Let's just dive right in. We'll use a signal that is transmitting at 3600 bps, or 3 bits per baud. This means that we can represent 8 binary combinations.

We'll use 2 measures of amplitude, 1 and 2, just we did before. We'll also use 4 possible phase shifts, like we did before. Combining the two, we have 8 possible waves that we can send. How convenient. :)

First step is to generate a table to show us which waves correspond to which binary combination. This can basically be done at random, although modem manufacturers have agreed on standards.

Bit value |
Amplitude |
Phase shift |

000 | 1 | None |

001 | 2 | None |

010 | 1 | 1/4 |

011 | 2 | 1/4 |

100 | 1 | 1/2 |

101 | 2 | 1/2 |

110 | 1 | 3/4 |

111 | 2 | 3/4 |

Let's encode a big bit stream:

First, we break it up into 3-bit triads:

Now all we have to do is figure out what the resulting signal
should look like. Remember that we shift each wave *relative
to the wave before it*!

(These values *are* correct.)
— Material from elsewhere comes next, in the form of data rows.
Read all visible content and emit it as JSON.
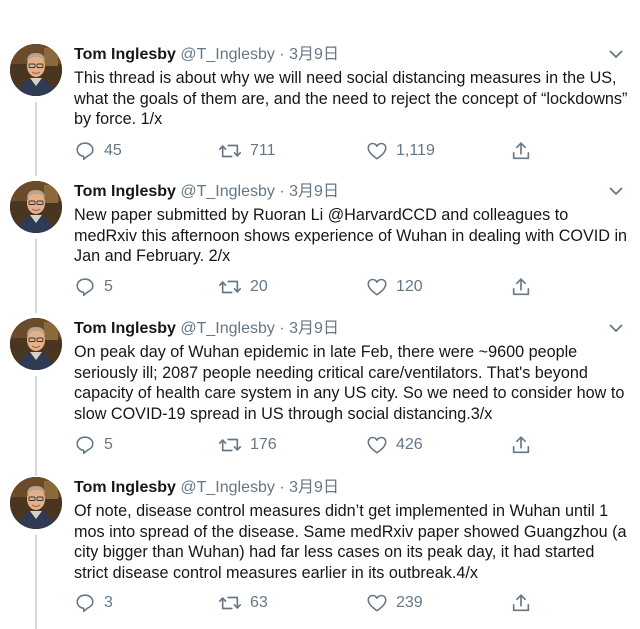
{
  "tweets": [
    {
      "name": "Tom Inglesby",
      "handle": "@T_Inglesby",
      "separator": "·",
      "date": "3月9日",
      "text": "This thread is about why we will need social distancing measures in the US, what the goals of them are, and the need to reject the concept of “lockdowns” by force. 1/x",
      "replies": "45",
      "retweets": "711",
      "likes": "1,119"
    },
    {
      "name": "Tom Inglesby",
      "handle": "@T_Inglesby",
      "separator": "·",
      "date": "3月9日",
      "text": "New paper submitted by Ruoran Li @HarvardCCD and colleagues to medRxiv this afternoon shows experience of Wuhan in dealing with COVID in Jan and February.  2/x",
      "replies": "5",
      "retweets": "20",
      "likes": "120"
    },
    {
      "name": "Tom Inglesby",
      "handle": "@T_Inglesby",
      "separator": "·",
      "date": "3月9日",
      "text": "On peak day of Wuhan epidemic in late Feb, there were ~9600 people seriously ill; 2087 people needing critical care/ventilators.  That's beyond capacity of health care system in any US city.  So we need to consider how to slow COVID-19 spread in US through social distancing.3/x",
      "replies": "5",
      "retweets": "176",
      "likes": "426"
    },
    {
      "name": "Tom Inglesby",
      "handle": "@T_Inglesby",
      "separator": "·",
      "date": "3月9日",
      "text": "Of note, disease control measures didn’t get implemented in Wuhan until 1 mos into spread of the disease. Same medRxiv paper showed Guangzhou (a city bigger than Wuhan) had far less cases on its peak day, it had started strict disease control measures earlier in its outbreak.4/x",
      "replies": "3",
      "retweets": "63",
      "likes": "239"
    }
  ],
  "icons": {
    "reply": "reply-icon",
    "retweet": "retweet-icon",
    "like": "like-icon",
    "share": "share-icon",
    "caret": "chevron-down-icon",
    "avatar": "avatar"
  },
  "colors": {
    "text": "#14171a",
    "muted": "#657786",
    "thread_line": "#cfd9de",
    "background": "#ffffff"
  }
}
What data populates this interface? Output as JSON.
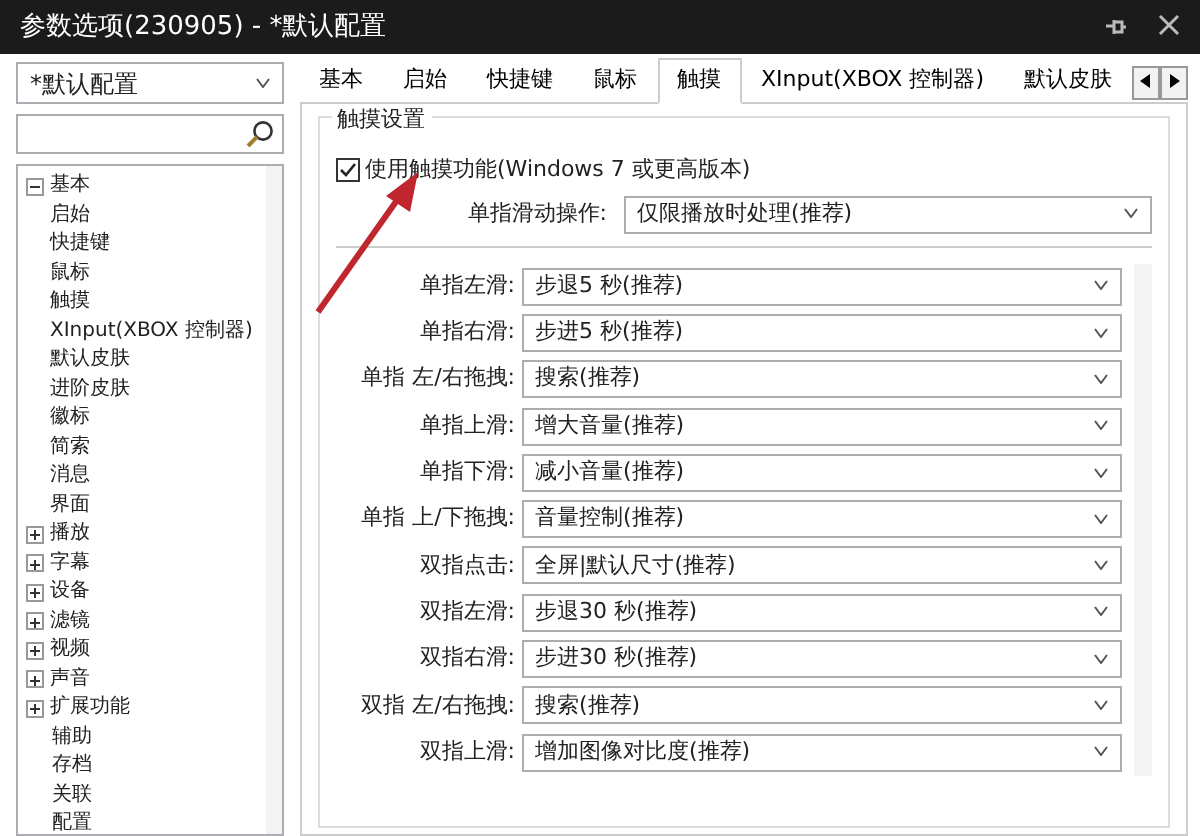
{
  "window": {
    "title": "参数选项(230905) - *默认配置"
  },
  "profile": {
    "value": "*默认配置"
  },
  "tree": [
    {
      "label": "基本",
      "expanded": true,
      "children": [
        {
          "label": "启始"
        },
        {
          "label": "快捷键"
        },
        {
          "label": "鼠标"
        },
        {
          "label": "触摸"
        },
        {
          "label": "XInput(XBOX 控制器)"
        },
        {
          "label": "默认皮肤"
        },
        {
          "label": "进阶皮肤"
        },
        {
          "label": "徽标"
        },
        {
          "label": "简索"
        },
        {
          "label": "消息"
        },
        {
          "label": "界面"
        }
      ]
    },
    {
      "label": "播放",
      "expanded": false
    },
    {
      "label": "字幕",
      "expanded": false
    },
    {
      "label": "设备",
      "expanded": false
    },
    {
      "label": "滤镜",
      "expanded": false
    },
    {
      "label": "视频",
      "expanded": false
    },
    {
      "label": "声音",
      "expanded": false
    },
    {
      "label": "扩展功能",
      "expanded": false
    },
    {
      "label": "辅助"
    },
    {
      "label": "存档"
    },
    {
      "label": "关联"
    },
    {
      "label": "配置"
    }
  ],
  "tabs": [
    {
      "label": "基本",
      "selected": false
    },
    {
      "label": "启始",
      "selected": false
    },
    {
      "label": "快捷键",
      "selected": false
    },
    {
      "label": "鼠标",
      "selected": false
    },
    {
      "label": "触摸",
      "selected": true
    },
    {
      "label": "XInput(XBOX 控制器)",
      "selected": false
    },
    {
      "label": "默认皮肤",
      "selected": false
    }
  ],
  "group": {
    "title": "触摸设置",
    "enable": {
      "label": "使用触摸功能(Windows 7 或更高版本)",
      "checked": true
    },
    "single_swipe": {
      "label": "单指滑动操作:",
      "value": "仅限播放时处理(推荐)"
    },
    "gestures": [
      {
        "label": "单指左滑:",
        "value": "步退5 秒(推荐)"
      },
      {
        "label": "单指右滑:",
        "value": "步进5 秒(推荐)"
      },
      {
        "label": "单指 左/右拖拽:",
        "value": "搜索(推荐)"
      },
      {
        "label": "单指上滑:",
        "value": "增大音量(推荐)"
      },
      {
        "label": "单指下滑:",
        "value": "减小音量(推荐)"
      },
      {
        "label": "单指 上/下拖拽:",
        "value": "音量控制(推荐)"
      },
      {
        "label": "双指点击:",
        "value": "全屏|默认尺寸(推荐)"
      },
      {
        "label": "双指左滑:",
        "value": "步退30 秒(推荐)"
      },
      {
        "label": "双指右滑:",
        "value": "步进30 秒(推荐)"
      },
      {
        "label": "双指 左/右拖拽:",
        "value": "搜索(推荐)"
      },
      {
        "label": "双指上滑:",
        "value": "增加图像对比度(推荐)"
      }
    ]
  }
}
This is the technique most often used. You can imagine how many different amplitudes and phase shifts are needed for 28.8 kbps, which uses 24 bits per baud!